- **Records from a data source**:
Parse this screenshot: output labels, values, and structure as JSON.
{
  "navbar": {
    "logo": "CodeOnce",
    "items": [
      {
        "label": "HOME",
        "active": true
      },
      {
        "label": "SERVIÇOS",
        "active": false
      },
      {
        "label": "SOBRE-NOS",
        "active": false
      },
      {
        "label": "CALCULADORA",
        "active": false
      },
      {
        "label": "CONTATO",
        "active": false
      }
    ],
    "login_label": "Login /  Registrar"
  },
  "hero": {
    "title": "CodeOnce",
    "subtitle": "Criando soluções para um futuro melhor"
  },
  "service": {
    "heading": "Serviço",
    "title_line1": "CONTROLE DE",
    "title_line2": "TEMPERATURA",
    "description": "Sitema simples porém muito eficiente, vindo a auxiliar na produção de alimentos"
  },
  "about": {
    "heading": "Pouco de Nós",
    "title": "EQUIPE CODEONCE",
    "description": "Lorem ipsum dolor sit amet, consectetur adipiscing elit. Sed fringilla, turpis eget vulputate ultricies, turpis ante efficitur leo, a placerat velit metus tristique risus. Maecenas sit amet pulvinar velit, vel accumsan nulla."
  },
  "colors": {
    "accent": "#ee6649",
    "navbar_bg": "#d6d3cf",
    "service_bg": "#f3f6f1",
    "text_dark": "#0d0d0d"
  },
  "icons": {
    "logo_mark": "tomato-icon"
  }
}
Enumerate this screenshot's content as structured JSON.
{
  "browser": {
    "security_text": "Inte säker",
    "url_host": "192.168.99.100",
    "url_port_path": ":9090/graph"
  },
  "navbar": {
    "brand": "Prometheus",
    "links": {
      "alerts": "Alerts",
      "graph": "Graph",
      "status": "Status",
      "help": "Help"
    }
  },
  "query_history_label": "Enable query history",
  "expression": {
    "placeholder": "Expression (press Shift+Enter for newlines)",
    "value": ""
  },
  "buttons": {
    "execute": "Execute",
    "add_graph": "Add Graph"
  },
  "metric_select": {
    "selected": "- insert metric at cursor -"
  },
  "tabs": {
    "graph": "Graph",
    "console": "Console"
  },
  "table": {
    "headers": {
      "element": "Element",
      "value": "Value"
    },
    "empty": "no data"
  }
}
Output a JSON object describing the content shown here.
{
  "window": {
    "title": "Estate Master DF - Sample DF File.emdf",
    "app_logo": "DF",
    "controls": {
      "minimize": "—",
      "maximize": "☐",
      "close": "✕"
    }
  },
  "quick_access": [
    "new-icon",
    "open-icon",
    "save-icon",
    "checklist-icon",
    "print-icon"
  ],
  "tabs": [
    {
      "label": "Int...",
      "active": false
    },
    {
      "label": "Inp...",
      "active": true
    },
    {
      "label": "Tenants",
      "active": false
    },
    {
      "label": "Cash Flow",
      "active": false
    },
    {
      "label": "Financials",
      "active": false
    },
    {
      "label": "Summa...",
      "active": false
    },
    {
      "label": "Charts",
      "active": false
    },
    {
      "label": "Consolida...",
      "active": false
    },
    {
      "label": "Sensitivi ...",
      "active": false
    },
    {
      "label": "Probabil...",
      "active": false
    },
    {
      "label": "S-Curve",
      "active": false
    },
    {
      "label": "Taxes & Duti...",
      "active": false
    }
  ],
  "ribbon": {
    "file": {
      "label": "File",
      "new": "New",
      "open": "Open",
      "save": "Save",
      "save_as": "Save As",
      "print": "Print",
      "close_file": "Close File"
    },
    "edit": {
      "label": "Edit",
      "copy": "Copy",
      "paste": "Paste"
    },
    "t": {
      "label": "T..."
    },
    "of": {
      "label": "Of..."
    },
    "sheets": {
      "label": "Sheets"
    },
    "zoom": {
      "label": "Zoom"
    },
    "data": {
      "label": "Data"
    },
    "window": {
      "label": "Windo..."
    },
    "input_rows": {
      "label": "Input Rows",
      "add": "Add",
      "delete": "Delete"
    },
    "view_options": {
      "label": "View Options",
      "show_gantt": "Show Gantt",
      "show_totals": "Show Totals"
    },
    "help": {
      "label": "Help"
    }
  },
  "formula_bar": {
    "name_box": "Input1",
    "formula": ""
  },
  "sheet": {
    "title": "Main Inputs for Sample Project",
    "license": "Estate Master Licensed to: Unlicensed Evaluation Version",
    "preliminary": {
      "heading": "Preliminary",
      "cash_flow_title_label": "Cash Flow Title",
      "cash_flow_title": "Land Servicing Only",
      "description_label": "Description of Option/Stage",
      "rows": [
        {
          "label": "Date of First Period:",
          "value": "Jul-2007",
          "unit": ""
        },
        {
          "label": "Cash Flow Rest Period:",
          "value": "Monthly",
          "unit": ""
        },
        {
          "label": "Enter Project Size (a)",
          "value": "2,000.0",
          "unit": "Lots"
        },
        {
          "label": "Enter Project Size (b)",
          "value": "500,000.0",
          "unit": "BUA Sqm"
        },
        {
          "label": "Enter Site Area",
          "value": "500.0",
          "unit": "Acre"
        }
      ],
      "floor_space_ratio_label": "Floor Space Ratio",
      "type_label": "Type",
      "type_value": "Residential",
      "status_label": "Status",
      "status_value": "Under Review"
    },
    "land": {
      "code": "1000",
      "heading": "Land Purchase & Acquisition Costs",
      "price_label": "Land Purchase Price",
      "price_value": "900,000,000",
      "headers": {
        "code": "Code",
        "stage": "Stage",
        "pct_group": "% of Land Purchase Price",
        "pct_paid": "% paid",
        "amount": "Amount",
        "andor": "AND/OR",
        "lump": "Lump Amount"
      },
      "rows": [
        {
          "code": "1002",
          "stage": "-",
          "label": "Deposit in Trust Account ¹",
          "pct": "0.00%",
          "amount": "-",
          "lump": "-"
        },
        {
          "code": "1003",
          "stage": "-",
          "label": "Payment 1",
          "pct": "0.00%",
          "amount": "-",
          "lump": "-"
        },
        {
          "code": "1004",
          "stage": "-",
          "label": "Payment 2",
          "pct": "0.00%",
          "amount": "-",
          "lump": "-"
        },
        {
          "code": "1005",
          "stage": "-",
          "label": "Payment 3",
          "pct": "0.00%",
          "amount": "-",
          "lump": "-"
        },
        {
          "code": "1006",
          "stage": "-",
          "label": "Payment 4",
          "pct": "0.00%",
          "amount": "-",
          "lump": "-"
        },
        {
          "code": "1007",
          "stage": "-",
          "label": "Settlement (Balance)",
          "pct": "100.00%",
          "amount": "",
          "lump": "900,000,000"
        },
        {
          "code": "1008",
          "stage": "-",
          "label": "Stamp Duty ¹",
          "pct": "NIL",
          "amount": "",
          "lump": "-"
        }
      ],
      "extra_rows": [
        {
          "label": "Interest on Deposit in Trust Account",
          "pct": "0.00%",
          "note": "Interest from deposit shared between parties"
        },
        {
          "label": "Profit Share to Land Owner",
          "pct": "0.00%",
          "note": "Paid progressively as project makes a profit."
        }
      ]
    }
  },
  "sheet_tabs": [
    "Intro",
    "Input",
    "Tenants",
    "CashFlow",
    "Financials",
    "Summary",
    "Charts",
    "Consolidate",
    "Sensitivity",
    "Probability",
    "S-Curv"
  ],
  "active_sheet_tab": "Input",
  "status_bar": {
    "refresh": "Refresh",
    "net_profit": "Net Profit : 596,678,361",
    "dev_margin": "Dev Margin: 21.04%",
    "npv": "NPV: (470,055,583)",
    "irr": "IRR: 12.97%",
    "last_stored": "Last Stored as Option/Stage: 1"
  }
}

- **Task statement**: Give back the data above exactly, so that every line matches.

- **Output of the task**:
Parse this screenshot: output labels, values, and structure as JSON.
{
  "navbar": {
    "logo": "CodeOnce",
    "items": [
      {
        "label": "HOME",
        "active": true
      },
      {
        "label": "SERVIÇOS",
        "active": false
      },
      {
        "label": "SOBRE-NOS",
        "active": false
      },
      {
        "label": "CALCULADORA",
        "active": false
      },
      {
        "label": "CONTATO",
        "active": false
      }
    ],
    "login_label": "Login /  Registrar"
  },
  "hero": {
    "title": "CodeOnce",
    "subtitle": "Criando soluções para um futuro melhor"
  },
  "service": {
    "heading": "Serviço",
    "title_line1": "CONTROLE DE",
    "title_line2": "TEMPERATURA",
    "description": "Sitema simples porém muito eficiente, vindo a auxiliar na produção de alimentos"
  },
  "about": {
    "heading": "Pouco de Nós",
    "title": "EQUIPE CODEONCE",
    "description": "Lorem ipsum dolor sit amet, consectetur adipiscing elit. Sed fringilla, turpis eget vulputate ultricies, turpis ante efficitur leo, a placerat velit metus tristique risus. Maecenas sit amet pulvinar velit, vel accumsan nulla."
  },
  "colors": {
    "accent": "#ee6649",
    "navbar_bg": "#d6d3cf",
    "service_bg": "#f3f6f1",
    "text_dark": "#0d0d0d"
  },
  "icons": {
    "logo_mark": "tomato-icon"
  }
}
Enumerate this screenshot's content as structured JSON.
{
  "browser": {
    "security_text": "Inte säker",
    "url_host": "192.168.99.100",
    "url_port_path": ":9090/graph"
  },
  "navbar": {
    "brand": "Prometheus",
    "links": {
      "alerts": "Alerts",
      "graph": "Graph",
      "status": "Status",
      "help": "Help"
    }
  },
  "query_history_label": "Enable query history",
  "expression": {
    "placeholder": "Expression (press Shift+Enter for newlines)",
    "value": ""
  },
  "buttons": {
    "execute": "Execute",
    "add_graph": "Add Graph"
  },
  "metric_select": {
    "selected": "- insert metric at cursor -"
  },
  "tabs": {
    "graph": "Graph",
    "console": "Console"
  },
  "table": {
    "headers": {
      "element": "Element",
      "value": "Value"
    },
    "empty": "no data"
  }
}
Output a JSON object describing the content shown here.
{
  "window": {
    "title": "Estate Master DF - Sample DF File.emdf",
    "app_logo": "DF",
    "controls": {
      "minimize": "—",
      "maximize": "☐",
      "close": "✕"
    }
  },
  "quick_access": [
    "new-icon",
    "open-icon",
    "save-icon",
    "checklist-icon",
    "print-icon"
  ],
  "tabs": [
    {
      "label": "Int...",
      "active": false
    },
    {
      "label": "Inp...",
      "active": true
    },
    {
      "label": "Tenants",
      "active": false
    },
    {
      "label": "Cash Flow",
      "active": false
    },
    {
      "label": "Financials",
      "active": false
    },
    {
      "label": "Summa...",
      "active": false
    },
    {
      "label": "Charts",
      "active": false
    },
    {
      "label": "Consolida...",
      "active": false
    },
    {
      "label": "Sensitivi ...",
      "active": false
    },
    {
      "label": "Probabil...",
      "active": false
    },
    {
      "label": "S-Curve",
      "active": false
    },
    {
      "label": "Taxes & Duti...",
      "active": false
    }
  ],
  "ribbon": {
    "file": {
      "label": "File",
      "new": "New",
      "open": "Open",
      "save": "Save",
      "save_as": "Save As",
      "print": "Print",
      "close_file": "Close File"
    },
    "edit": {
      "label": "Edit",
      "copy": "Copy",
      "paste": "Paste"
    },
    "t": {
      "label": "T..."
    },
    "of": {
      "label": "Of..."
    },
    "sheets": {
      "label": "Sheets"
    },
    "zoom": {
      "label": "Zoom"
    },
    "data": {
      "label": "Data"
    },
    "window": {
      "label": "Windo..."
    },
    "input_rows": {
      "label": "Input Rows",
      "add": "Add",
      "delete": "Delete"
    },
    "view_options": {
      "label": "View Options",
      "show_gantt": "Show Gantt",
      "show_totals": "Show Totals"
    },
    "help": {
      "label": "Help"
    }
  },
  "formula_bar": {
    "name_box": "Input1",
    "formula": ""
  },
  "sheet": {
    "title": "Main Inputs for Sample Project",
    "license": "Estate Master Licensed to: Unlicensed Evaluation Version",
    "preliminary": {
      "heading": "Preliminary",
      "cash_flow_title_label": "Cash Flow Title",
      "cash_flow_title": "Land Servicing Only",
      "description_label": "Description of Option/Stage",
      "rows": [
        {
          "label": "Date of First Period:",
          "value": "Jul-2007",
          "unit": ""
        },
        {
          "label": "Cash Flow Rest Period:",
          "value": "Monthly",
          "unit": ""
        },
        {
          "label": "Enter Project Size (a)",
          "value": "2,000.0",
          "unit": "Lots"
        },
        {
          "label": "Enter Project Size (b)",
          "value": "500,000.0",
          "unit": "BUA Sqm"
        },
        {
          "label": "Enter Site Area",
          "value": "500.0",
          "unit": "Acre"
        }
      ],
      "floor_space_ratio_label": "Floor Space Ratio",
      "type_label": "Type",
      "type_value": "Residential",
      "status_label": "Status",
      "status_value": "Under Review"
    },
    "land": {
      "code": "1000",
      "heading": "Land Purchase & Acquisition Costs",
      "price_label": "Land Purchase Price",
      "price_value": "900,000,000",
      "headers": {
        "code": "Code",
        "stage": "Stage",
        "pct_group": "% of Land Purchase Price",
        "pct_paid": "% paid",
        "amount": "Amount",
        "andor": "AND/OR",
        "lump": "Lump Amount"
      },
      "rows": [
        {
          "code": "1002",
          "stage": "-",
          "label": "Deposit in Trust Account ¹",
          "pct": "0.00%",
          "amount": "-",
          "lump": "-"
        },
        {
          "code": "1003",
          "stage": "-",
          "label": "Payment 1",
          "pct": "0.00%",
          "amount": "-",
          "lump": "-"
        },
        {
          "code": "1004",
          "stage": "-",
          "label": "Payment 2",
          "pct": "0.00%",
          "amount": "-",
          "lump": "-"
        },
        {
          "code": "1005",
          "stage": "-",
          "label": "Payment 3",
          "pct": "0.00%",
          "amount": "-",
          "lump": "-"
        },
        {
          "code": "1006",
          "stage": "-",
          "label": "Payment 4",
          "pct": "0.00%",
          "amount": "-",
          "lump": "-"
        },
        {
          "code": "1007",
          "stage": "-",
          "label": "Settlement (Balance)",
          "pct": "100.00%",
          "amount": "",
          "lump": "900,000,000"
        },
        {
          "code": "1008",
          "stage": "-",
          "label": "Stamp Duty ¹",
          "pct": "NIL",
          "amount": "",
          "lump": "-"
        }
      ],
      "extra_rows": [
        {
          "label": "Interest on Deposit in Trust Account",
          "pct": "0.00%",
          "note": "Interest from deposit shared between parties"
        },
        {
          "label": "Profit Share to Land Owner",
          "pct": "0.00%",
          "note": "Paid progressively as project makes a profit."
        }
      ]
    }
  },
  "sheet_tabs": [
    "Intro",
    "Input",
    "Tenants",
    "CashFlow",
    "Financials",
    "Summary",
    "Charts",
    "Consolidate",
    "Sensitivity",
    "Probability",
    "S-Curv"
  ],
  "active_sheet_tab": "Input",
  "status_bar": {
    "refresh": "Refresh",
    "net_profit": "Net Profit : 596,678,361",
    "dev_margin": "Dev Margin: 21.04%",
    "npv": "NPV: (470,055,583)",
    "irr": "IRR: 12.97%",
    "last_stored": "Last Stored as Option/Stage: 1"
  }
}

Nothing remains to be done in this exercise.